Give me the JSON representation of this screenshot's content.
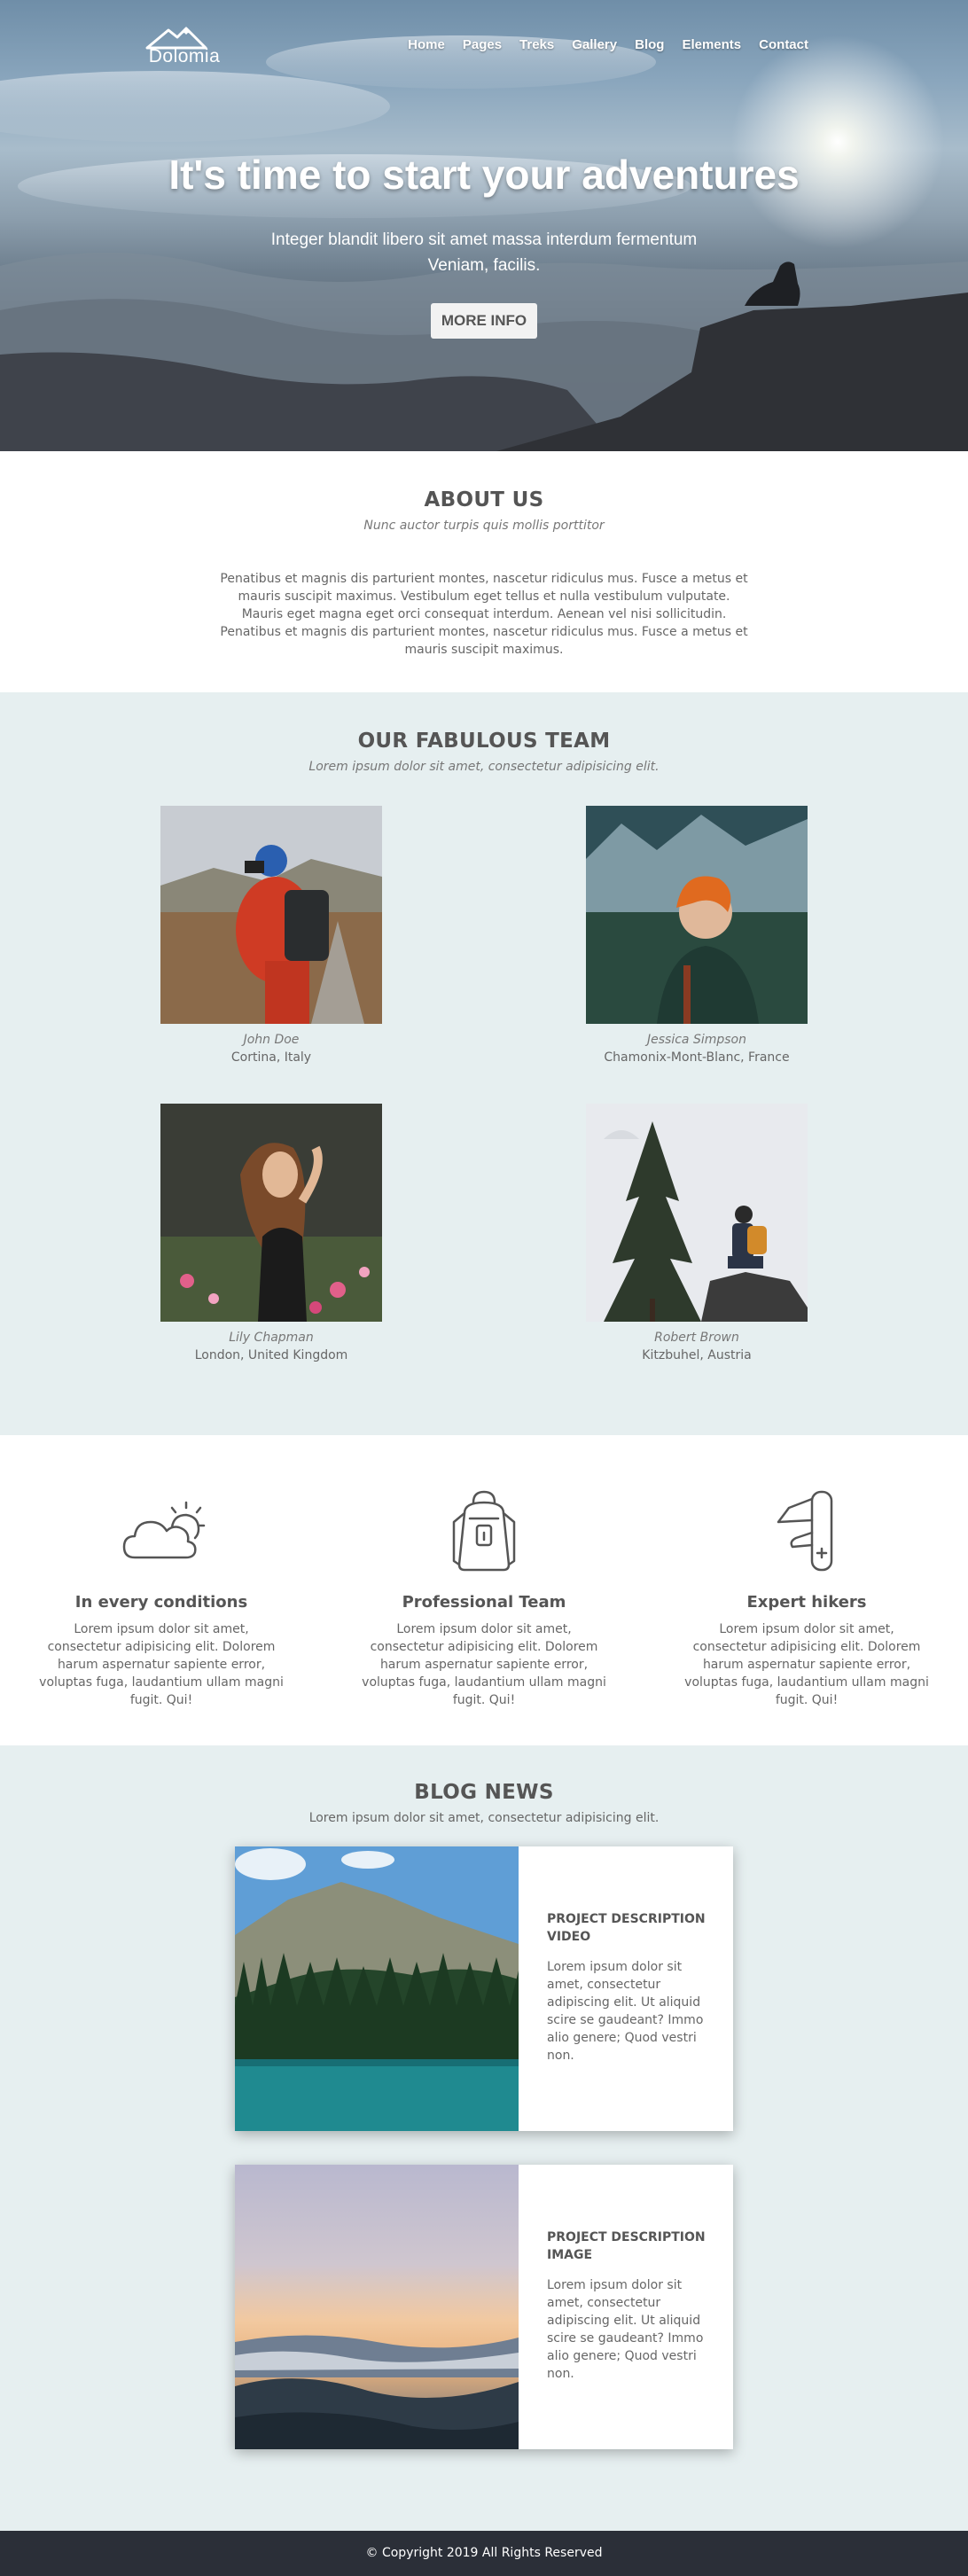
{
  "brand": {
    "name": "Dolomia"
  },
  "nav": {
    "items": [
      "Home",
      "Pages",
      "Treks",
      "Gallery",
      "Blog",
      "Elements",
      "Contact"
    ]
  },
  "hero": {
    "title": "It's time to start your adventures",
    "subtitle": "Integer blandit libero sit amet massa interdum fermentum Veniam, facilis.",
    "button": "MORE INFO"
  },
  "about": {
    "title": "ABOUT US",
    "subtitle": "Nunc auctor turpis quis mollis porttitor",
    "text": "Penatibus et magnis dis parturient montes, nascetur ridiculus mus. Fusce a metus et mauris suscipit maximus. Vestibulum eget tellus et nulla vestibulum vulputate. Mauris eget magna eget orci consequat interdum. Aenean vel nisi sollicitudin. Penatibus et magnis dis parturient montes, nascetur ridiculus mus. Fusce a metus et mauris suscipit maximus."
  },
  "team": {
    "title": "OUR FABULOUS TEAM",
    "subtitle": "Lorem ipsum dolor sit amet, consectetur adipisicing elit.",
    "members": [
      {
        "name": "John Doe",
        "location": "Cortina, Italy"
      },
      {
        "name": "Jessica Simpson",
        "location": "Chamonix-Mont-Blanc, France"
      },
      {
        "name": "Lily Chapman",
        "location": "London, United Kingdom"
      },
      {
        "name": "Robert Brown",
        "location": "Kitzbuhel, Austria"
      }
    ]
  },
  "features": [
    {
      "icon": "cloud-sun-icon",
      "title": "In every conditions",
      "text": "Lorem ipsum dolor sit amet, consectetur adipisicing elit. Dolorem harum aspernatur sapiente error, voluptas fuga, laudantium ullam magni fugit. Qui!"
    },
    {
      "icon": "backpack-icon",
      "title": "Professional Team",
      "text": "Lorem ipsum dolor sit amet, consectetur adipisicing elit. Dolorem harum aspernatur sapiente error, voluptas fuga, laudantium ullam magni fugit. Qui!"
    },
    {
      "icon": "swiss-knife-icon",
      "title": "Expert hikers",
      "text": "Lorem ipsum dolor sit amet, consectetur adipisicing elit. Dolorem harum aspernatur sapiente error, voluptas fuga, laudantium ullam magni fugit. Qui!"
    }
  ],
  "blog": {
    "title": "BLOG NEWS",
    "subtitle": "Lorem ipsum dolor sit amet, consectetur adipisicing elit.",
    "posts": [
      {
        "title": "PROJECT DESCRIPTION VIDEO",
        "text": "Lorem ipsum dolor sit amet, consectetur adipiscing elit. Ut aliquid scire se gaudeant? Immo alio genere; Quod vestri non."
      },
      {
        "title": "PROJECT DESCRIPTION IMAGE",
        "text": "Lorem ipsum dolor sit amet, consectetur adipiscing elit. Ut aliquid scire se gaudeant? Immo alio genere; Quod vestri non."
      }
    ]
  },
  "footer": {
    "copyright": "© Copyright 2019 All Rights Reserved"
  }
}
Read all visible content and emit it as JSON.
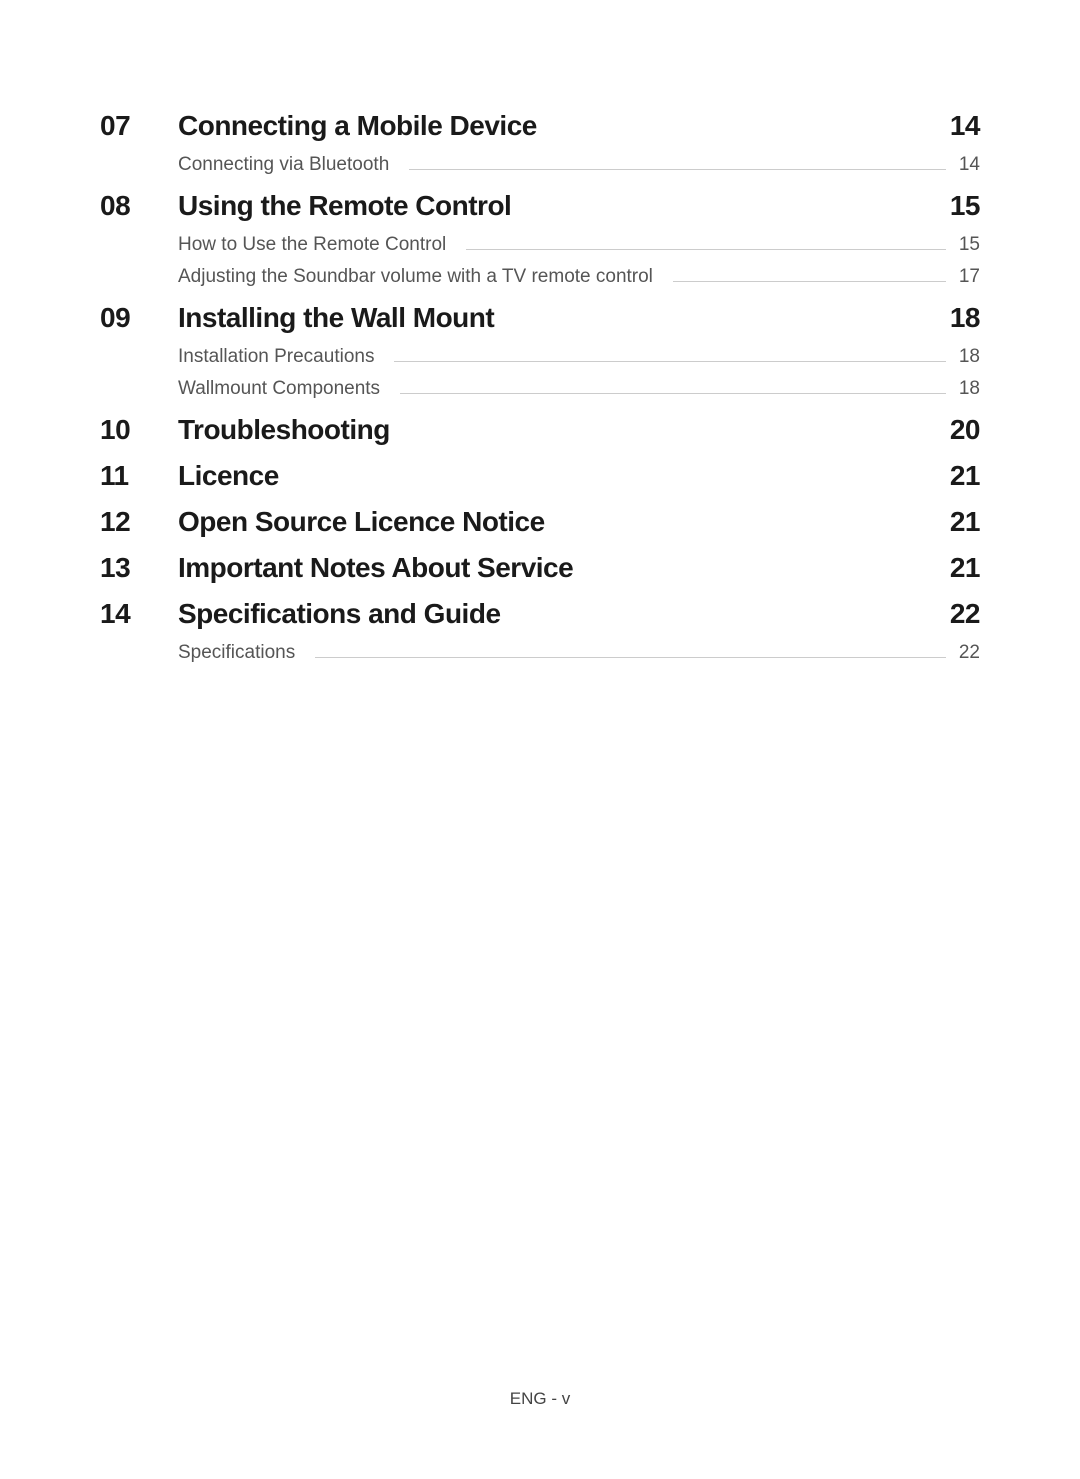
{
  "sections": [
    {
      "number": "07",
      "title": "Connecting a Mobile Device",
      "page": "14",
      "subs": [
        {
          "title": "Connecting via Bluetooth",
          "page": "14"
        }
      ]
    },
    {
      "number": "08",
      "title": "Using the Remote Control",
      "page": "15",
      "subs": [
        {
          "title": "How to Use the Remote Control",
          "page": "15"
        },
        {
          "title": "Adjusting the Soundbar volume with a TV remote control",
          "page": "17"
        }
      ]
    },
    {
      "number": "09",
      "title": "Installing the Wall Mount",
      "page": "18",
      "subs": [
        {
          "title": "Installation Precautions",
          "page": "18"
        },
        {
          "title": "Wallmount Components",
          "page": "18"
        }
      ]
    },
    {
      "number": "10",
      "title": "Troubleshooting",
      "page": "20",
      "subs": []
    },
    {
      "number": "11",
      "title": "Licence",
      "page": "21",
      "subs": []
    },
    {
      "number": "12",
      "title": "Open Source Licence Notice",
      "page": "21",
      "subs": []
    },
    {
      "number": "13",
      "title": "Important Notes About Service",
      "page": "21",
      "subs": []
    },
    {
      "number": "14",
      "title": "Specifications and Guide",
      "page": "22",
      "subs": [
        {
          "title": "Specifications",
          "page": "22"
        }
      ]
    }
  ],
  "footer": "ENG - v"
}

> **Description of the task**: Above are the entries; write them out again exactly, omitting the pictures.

> **Solution to this problem**:
Give me the JSON representation of this screenshot's content.
{
  "brand": {
    "name": "Dolomia"
  },
  "nav": {
    "items": [
      "Home",
      "Pages",
      "Treks",
      "Gallery",
      "Blog",
      "Elements",
      "Contact"
    ]
  },
  "hero": {
    "title": "It's time to start your adventures",
    "subtitle": "Integer blandit libero sit amet massa interdum fermentum Veniam, facilis.",
    "button": "MORE INFO"
  },
  "about": {
    "title": "ABOUT US",
    "subtitle": "Nunc auctor turpis quis mollis porttitor",
    "text": "Penatibus et magnis dis parturient montes, nascetur ridiculus mus. Fusce a metus et mauris suscipit maximus. Vestibulum eget tellus et nulla vestibulum vulputate. Mauris eget magna eget orci consequat interdum. Aenean vel nisi sollicitudin. Penatibus et magnis dis parturient montes, nascetur ridiculus mus. Fusce a metus et mauris suscipit maximus."
  },
  "team": {
    "title": "OUR FABULOUS TEAM",
    "subtitle": "Lorem ipsum dolor sit amet, consectetur adipisicing elit.",
    "members": [
      {
        "name": "John Doe",
        "location": "Cortina, Italy"
      },
      {
        "name": "Jessica Simpson",
        "location": "Chamonix-Mont-Blanc, France"
      },
      {
        "name": "Lily Chapman",
        "location": "London, United Kingdom"
      },
      {
        "name": "Robert Brown",
        "location": "Kitzbuhel, Austria"
      }
    ]
  },
  "features": [
    {
      "icon": "cloud-sun-icon",
      "title": "In every conditions",
      "text": "Lorem ipsum dolor sit amet, consectetur adipisicing elit. Dolorem harum aspernatur sapiente error, voluptas fuga, laudantium ullam magni fugit. Qui!"
    },
    {
      "icon": "backpack-icon",
      "title": "Professional Team",
      "text": "Lorem ipsum dolor sit amet, consectetur adipisicing elit. Dolorem harum aspernatur sapiente error, voluptas fuga, laudantium ullam magni fugit. Qui!"
    },
    {
      "icon": "swiss-knife-icon",
      "title": "Expert hikers",
      "text": "Lorem ipsum dolor sit amet, consectetur adipisicing elit. Dolorem harum aspernatur sapiente error, voluptas fuga, laudantium ullam magni fugit. Qui!"
    }
  ],
  "blog": {
    "title": "BLOG NEWS",
    "subtitle": "Lorem ipsum dolor sit amet, consectetur adipisicing elit.",
    "posts": [
      {
        "title": "PROJECT DESCRIPTION VIDEO",
        "text": "Lorem ipsum dolor sit amet, consectetur adipiscing elit. Ut aliquid scire se gaudeant? Immo alio genere; Quod vestri non."
      },
      {
        "title": "PROJECT DESCRIPTION IMAGE",
        "text": "Lorem ipsum dolor sit amet, consectetur adipiscing elit. Ut aliquid scire se gaudeant? Immo alio genere; Quod vestri non."
      }
    ]
  },
  "footer": {
    "copyright": "© Copyright 2019 All Rights Reserved"
  }
}
Read all visible content and emit it as JSON.
{
  "sections": [
    {
      "number": "07",
      "title": "Connecting a Mobile Device",
      "page": "14",
      "subs": [
        {
          "title": "Connecting via Bluetooth",
          "page": "14"
        }
      ]
    },
    {
      "number": "08",
      "title": "Using the Remote Control",
      "page": "15",
      "subs": [
        {
          "title": "How to Use the Remote Control",
          "page": "15"
        },
        {
          "title": "Adjusting the Soundbar volume with a TV remote control",
          "page": "17"
        }
      ]
    },
    {
      "number": "09",
      "title": "Installing the Wall Mount",
      "page": "18",
      "subs": [
        {
          "title": "Installation Precautions",
          "page": "18"
        },
        {
          "title": "Wallmount Components",
          "page": "18"
        }
      ]
    },
    {
      "number": "10",
      "title": "Troubleshooting",
      "page": "20",
      "subs": []
    },
    {
      "number": "11",
      "title": "Licence",
      "page": "21",
      "subs": []
    },
    {
      "number": "12",
      "title": "Open Source Licence Notice",
      "page": "21",
      "subs": []
    },
    {
      "number": "13",
      "title": "Important Notes About Service",
      "page": "21",
      "subs": []
    },
    {
      "number": "14",
      "title": "Specifications and Guide",
      "page": "22",
      "subs": [
        {
          "title": "Specifications",
          "page": "22"
        }
      ]
    }
  ],
  "footer": "ENG - v"
}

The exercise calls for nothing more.